  • Do you have a large desktop user base, but need associated mobile devices?
  • Do you have a list of app users, but need a way to tie that to desktop or mobile web users?
  • Is your goal to take learnings from one platform to another to provide a specific service or recommendation, drive personalized content, or something else?
  • Are you able to understand a buyer’s journey across devices to solve for attribution, measurement, and insights?

2. Learn How to Solve Those Challenges

By selecting the right solutions, marketers can easily make their data work for them. Many brands already use data management platforms (DMPs), which help profile users across different platforms, such as desktop or mobile, and even email databases or loyalty programs. While these data warehouses maintain and hold data, by nature, many DMPs can’t necessarily match users across screens because this data may not be connected to a marketing automation platform or CRM system that holds valuable buyer data to conduct more seamless experiences.

Even when there is a strong connection between DMPs and marketing automation, you may find value in an independent identity solution. There are solutions out there with cross-device pairing technology utilizing either deterministic or probabilistic device-matching, the two most common ways to solve for cross-device identity.

The deterministic approach is essentially person-based identification that involves collecting personal data and using that data to connect users across devices, typically through a login system. Whereas, the probabilistic device-pairing method uses accessible data–from ad requests, for example–to make predictions about users. There’s a tradeoff between scale and accuracy with these two solutions. As the accuracy of the solution increases, the pool of correctly matched buyers dwindles, and vice versa. One isn’t necessarily better than the other, and it’s likely that a mix of both will work for your brand.
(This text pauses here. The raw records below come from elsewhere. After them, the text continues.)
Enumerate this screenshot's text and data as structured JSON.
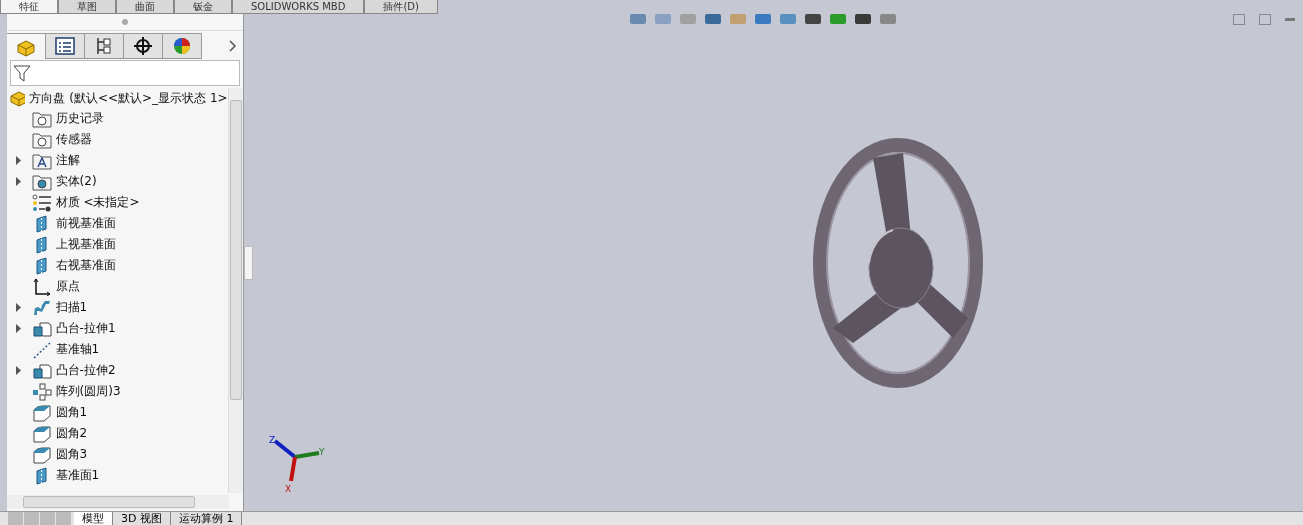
{
  "command_tabs": [
    {
      "label": "特征",
      "selected": true
    },
    {
      "label": "草图",
      "selected": false
    },
    {
      "label": "曲面",
      "selected": false
    },
    {
      "label": "钣金",
      "selected": false
    },
    {
      "label": "SOLIDWORKS MBD",
      "selected": false
    },
    {
      "label": "插件(D)",
      "selected": false
    }
  ],
  "panel_tabs": [
    {
      "kind": "feature",
      "selected": true
    },
    {
      "kind": "property",
      "selected": false
    },
    {
      "kind": "config",
      "selected": false
    },
    {
      "kind": "dim",
      "selected": false
    },
    {
      "kind": "display",
      "selected": false
    }
  ],
  "tree": {
    "root": "方向盘  (默认<<默认>_显示状态 1>",
    "items": [
      {
        "label": "历史记录",
        "kind": "history",
        "expandable": false
      },
      {
        "label": "传感器",
        "kind": "sensor",
        "expandable": false
      },
      {
        "label": "注解",
        "kind": "annotation",
        "expandable": true
      },
      {
        "label": "实体(2)",
        "kind": "solid",
        "expandable": true
      },
      {
        "label": "材质 <未指定>",
        "kind": "material",
        "expandable": false
      },
      {
        "label": "前视基准面",
        "kind": "plane",
        "expandable": false
      },
      {
        "label": "上视基准面",
        "kind": "plane",
        "expandable": false
      },
      {
        "label": "右视基准面",
        "kind": "plane",
        "expandable": false
      },
      {
        "label": "原点",
        "kind": "origin",
        "expandable": false
      },
      {
        "label": "扫描1",
        "kind": "sweep",
        "expandable": true
      },
      {
        "label": "凸台-拉伸1",
        "kind": "extrude",
        "expandable": true
      },
      {
        "label": "基准轴1",
        "kind": "axis",
        "expandable": false
      },
      {
        "label": "凸台-拉伸2",
        "kind": "extrude",
        "expandable": true
      },
      {
        "label": "阵列(圆周)3",
        "kind": "pattern",
        "expandable": false
      },
      {
        "label": "圆角1",
        "kind": "fillet",
        "expandable": false
      },
      {
        "label": "圆角2",
        "kind": "fillet",
        "expandable": false
      },
      {
        "label": "圆角3",
        "kind": "fillet",
        "expandable": false
      },
      {
        "label": "基准面1",
        "kind": "plane",
        "expandable": false
      }
    ]
  },
  "triad": {
    "z": "Z",
    "y": "Y",
    "x": "X"
  },
  "bottom_tabs": [
    {
      "label": "模型",
      "selected": true
    },
    {
      "label": "3D 视图",
      "selected": false
    },
    {
      "label": "运动算例 1",
      "selected": false
    }
  ]
}
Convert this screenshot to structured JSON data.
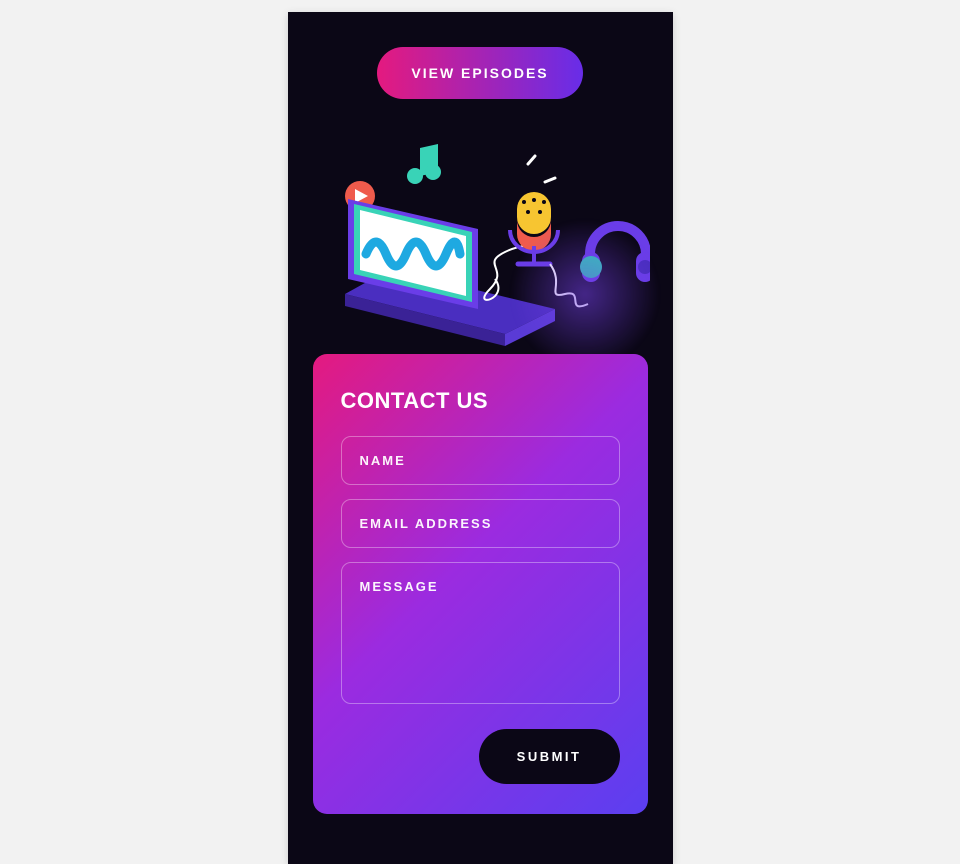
{
  "header": {
    "view_episodes_label": "View Episodes"
  },
  "illustration": {
    "laptop_icon": "laptop",
    "play_icon": "play",
    "music_note_icon": "music-note",
    "mic_icon": "microphone",
    "headphones_icon": "headphones",
    "colors": {
      "laptop_body": "#6a3de8",
      "laptop_screen_border": "#39d3b7",
      "laptop_screen": "#ffffff",
      "waveform": "#1ea9e1",
      "play_circle": "#ef5b4c",
      "mic_top": "#f7c531",
      "mic_bottom": "#ef5b4c",
      "headphones": "#6a3de8",
      "headphones_cup": "#2ed1b5",
      "note": "#39d3b7"
    }
  },
  "contact": {
    "title": "Contact Us",
    "name_placeholder": "Name",
    "email_placeholder": "Email Address",
    "message_placeholder": "Message",
    "submit_label": "Submit"
  }
}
So find where the perfect mix of known and predicted information is for your campaigns. For some instances, you may want only 100% accurate information, such as pairing a physical address to a buyer’s name. But perhaps for an online ad campaign, you can afford to be less precise in order to reach a wider audience. Or maybe it’s a combination, such as when you’re looking to connect purchase history of a customer, so you can attribute appropriate value and further improve site personalization efforts or email marketing initiatives.
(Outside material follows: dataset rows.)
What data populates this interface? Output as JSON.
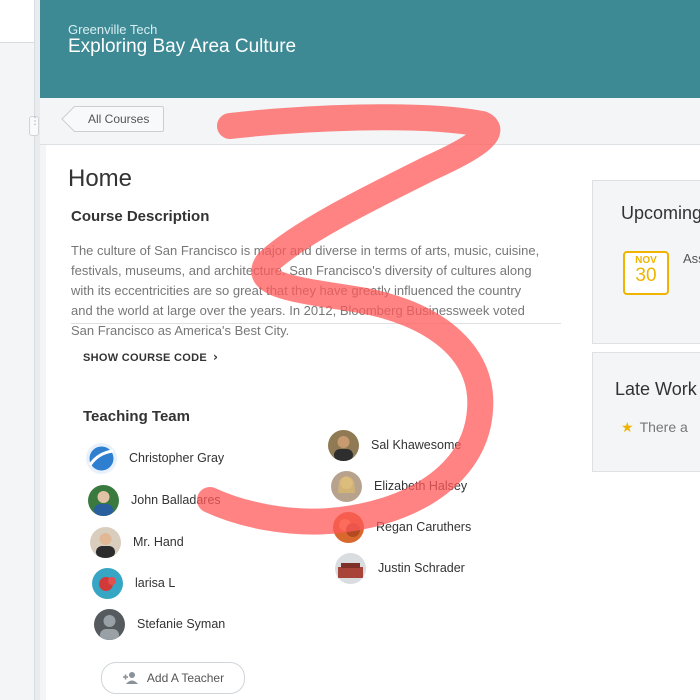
{
  "header": {
    "org_name": "Greenville Tech",
    "course_title": "Exploring Bay Area Culture"
  },
  "breadcrumb": {
    "all_courses_label": "All Courses"
  },
  "main": {
    "page_title": "Home",
    "course_description_heading": "Course Description",
    "course_description_text": "The culture of San Francisco is major and diverse in terms of arts, music, cuisine, festivals, museums, and architecture. San Francisco's diversity of cultures along with its eccentricities are so great that they have greatly influenced the country and the world at large over the years. In 2012, Bloomberg Businessweek voted San Francisco as America's Best City.",
    "show_course_code_label": "SHOW COURSE CODE",
    "teaching_team_heading": "Teaching Team",
    "teaching_team_left": [
      {
        "name": "Christopher Gray",
        "avatar_color": "#2f7fd0"
      },
      {
        "name": "John Balladares",
        "avatar_color": "#3b7a3f"
      },
      {
        "name": "Mr. Hand",
        "avatar_color": "#c9b49a"
      },
      {
        "name": "larisa L",
        "avatar_color": "#d23a3a"
      },
      {
        "name": "Stefanie Syman",
        "avatar_color": "#555a5e"
      }
    ],
    "teaching_team_right": [
      {
        "name": "Sal Khawesome",
        "avatar_color": "#6b5a3e"
      },
      {
        "name": "Elizabeth Halsey",
        "avatar_color": "#c7a07f"
      },
      {
        "name": "Regan Caruthers",
        "avatar_color": "#d9682e"
      },
      {
        "name": "Justin Schrader",
        "avatar_color": "#a8433a"
      }
    ],
    "add_teacher_label": "Add A Teacher"
  },
  "sidebar": {
    "upcoming_title": "Upcoming",
    "upcoming_month": "NOV",
    "upcoming_day": "30",
    "upcoming_item_text": "Assig",
    "late_work_title": "Late Work",
    "late_work_text": "There a"
  },
  "colors": {
    "header_bg": "#3d8a95",
    "accent_yellow": "#f0b400",
    "annotation_red": "#ff5a5a"
  }
}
3. Leverage Cross-Device Data to Add Value

The most important value-add for cross-device data is that it enables marketers to extend and enhance their own first-party audience data. Whether you’re using your own audience, a partner’s list, or third-party DMP segments, the ability to leverage audience data to understand a complete picture of buyers is critical for digital marketers. This opens up a slew of applications from targeted advertising and dynamic content, to web personalization and account-based marketing.
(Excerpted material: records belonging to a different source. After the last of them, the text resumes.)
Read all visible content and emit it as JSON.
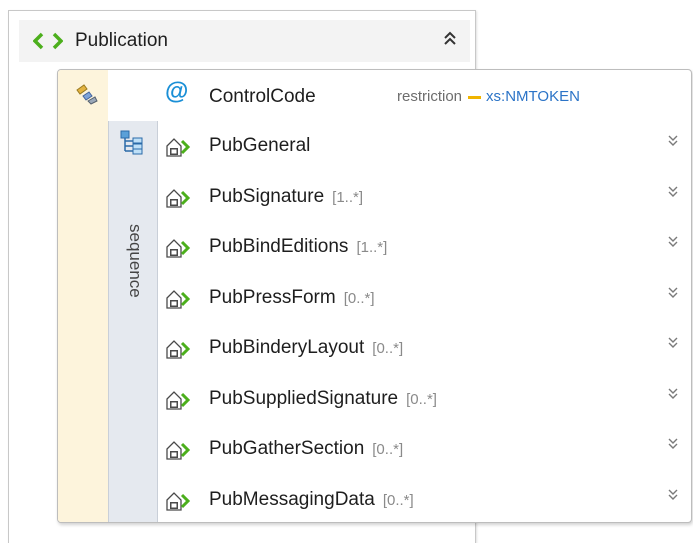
{
  "element": {
    "name": "Publication"
  },
  "attribute": {
    "name": "ControlCode",
    "restriction_label": "restriction",
    "type": "xs:NMTOKEN"
  },
  "sequence_label": "sequence",
  "children": [
    {
      "name": "PubGeneral",
      "multiplicity": ""
    },
    {
      "name": "PubSignature",
      "multiplicity": "[1..*]"
    },
    {
      "name": "PubBindEditions",
      "multiplicity": "[1..*]"
    },
    {
      "name": "PubPressForm",
      "multiplicity": "[0..*]"
    },
    {
      "name": "PubBinderyLayout",
      "multiplicity": "[0..*]"
    },
    {
      "name": "PubSuppliedSignature",
      "multiplicity": "[0..*]"
    },
    {
      "name": "PubGatherSection",
      "multiplicity": "[0..*]"
    },
    {
      "name": "PubMessagingData",
      "multiplicity": "[0..*]"
    }
  ],
  "icons": {
    "element": "element-brackets-icon",
    "choice": "choice-icon",
    "sequence": "sequence-tree-icon",
    "child": "child-element-icon",
    "collapse": "collapse-chevron-icon",
    "expand": "expand-chevron-icon"
  },
  "colors": {
    "element_green": "#4caf1c",
    "attribute_blue": "#1a8fd6",
    "type_blue": "#2c74c7",
    "restriction_dash": "#f0b400",
    "choice_bg": "#fdf4dc",
    "sequence_bg": "#e5e9ef"
  }
}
The opportunities around automated campaigns and lead nurturing are particularly interesting. Many brands understand who a buyer is on one device due to a login or registration that they have tied cookie or device ID. But with the omni-channel prevalence of today’s buyers, it’s important to bring that extra data into a customer record to send out relevant, personalized campaigns triggered by activity or inactivity.

Airlines and retailers are great examples of where adding an identity layer can be a boon to a brand’s automated marketing efforts. Many consumers will log into to their account on desktops, allowing the brand to associate that buyer to a handle, but those same consumers may rarely log in on mobile devices. But we all know that consumers are on mobile, so if an airline knew that someone was looking at flights to Alaska or a retailer knew they were checking out a particular sofa on mobile, those brands could append the customer record and automatically send an email when that product category went on sale.

Ultimately, the sophisticated use of omni-channel, cross-device audience data leads to more value for everyone involved. Marketers can improve their targeting abilities across campaigns to drive higher value and ROI, and buyers are provided with more relevant messaging across channels and devices.